[[ PROVIDED DATA open ]]

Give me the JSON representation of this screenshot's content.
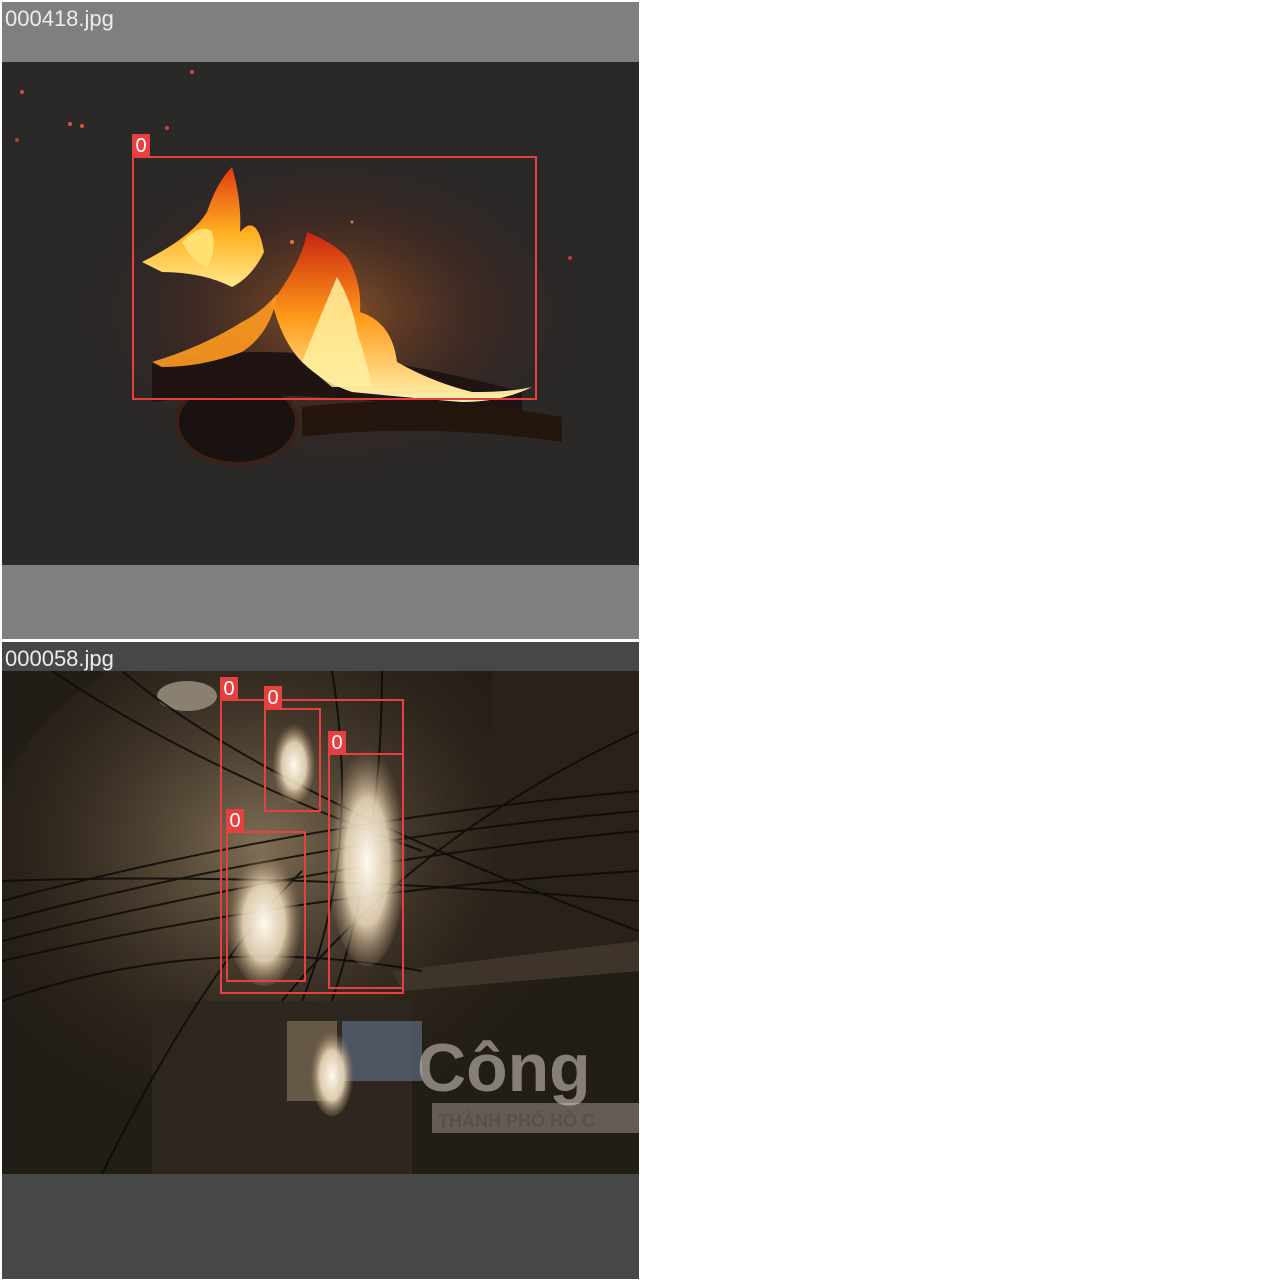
{
  "tiles": [
    {
      "filename": "000418.jpg",
      "detections": [
        {
          "class_label": "0"
        }
      ]
    },
    {
      "filename": "000058.jpg",
      "watermark_text": "Công",
      "watermark_subtext": "THÀNH PHỐ HỒ C",
      "detections": [
        {
          "class_label": "0"
        },
        {
          "class_label": "0"
        },
        {
          "class_label": "0"
        },
        {
          "class_label": "0"
        }
      ]
    }
  ],
  "colors": {
    "box": "#e84040",
    "tile1_border": "#7f7f7f",
    "tile2_border": "#474747",
    "label_text": "#ececec"
  }
}
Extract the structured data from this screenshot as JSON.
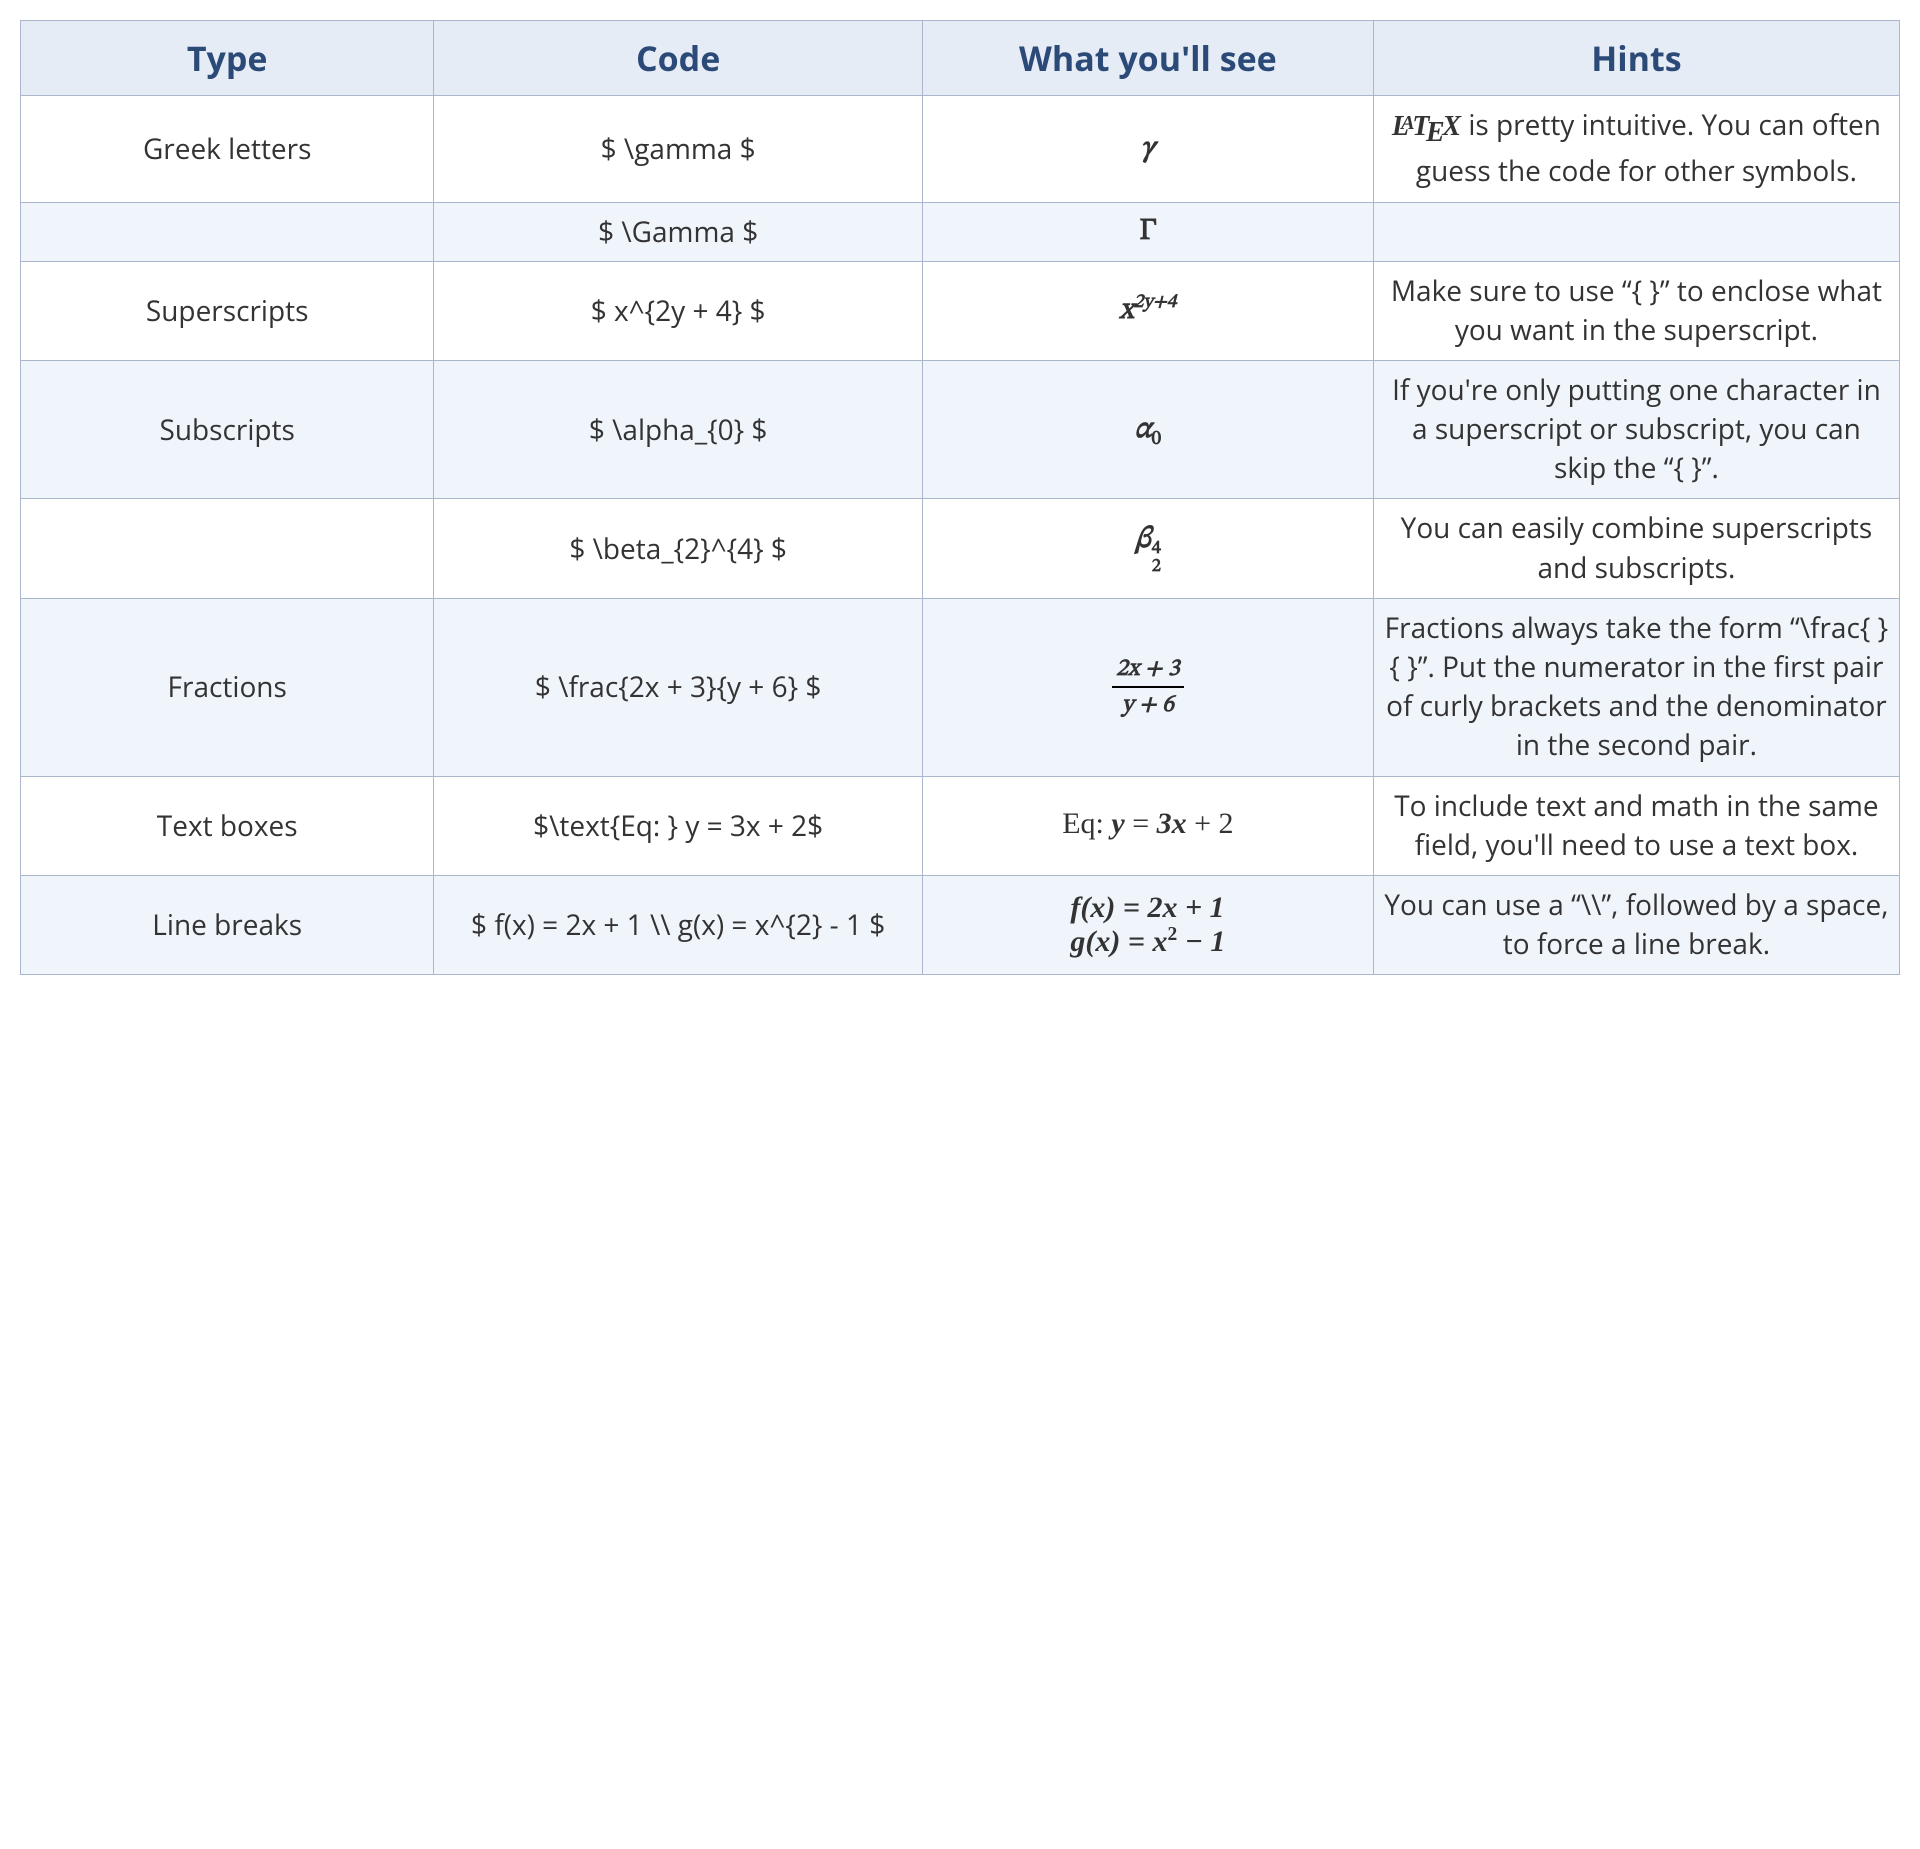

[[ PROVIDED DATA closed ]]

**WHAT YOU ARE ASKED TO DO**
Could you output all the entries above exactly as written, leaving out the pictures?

**ANSWER SECTION**
Give me the JSON representation of this screenshot's content.
{
  "tiles": [
    {
      "filename": "000418.jpg",
      "detections": [
        {
          "class_label": "0"
        }
      ]
    },
    {
      "filename": "000058.jpg",
      "watermark_text": "Công",
      "watermark_subtext": "THÀNH PHỐ HỒ C",
      "detections": [
        {
          "class_label": "0"
        },
        {
          "class_label": "0"
        },
        {
          "class_label": "0"
        },
        {
          "class_label": "0"
        }
      ]
    }
  ],
  "colors": {
    "box": "#e84040",
    "tile1_border": "#7f7f7f",
    "tile2_border": "#474747",
    "label_text": "#ececec"
  }
}
Extract the structured data from this screenshot as JSON.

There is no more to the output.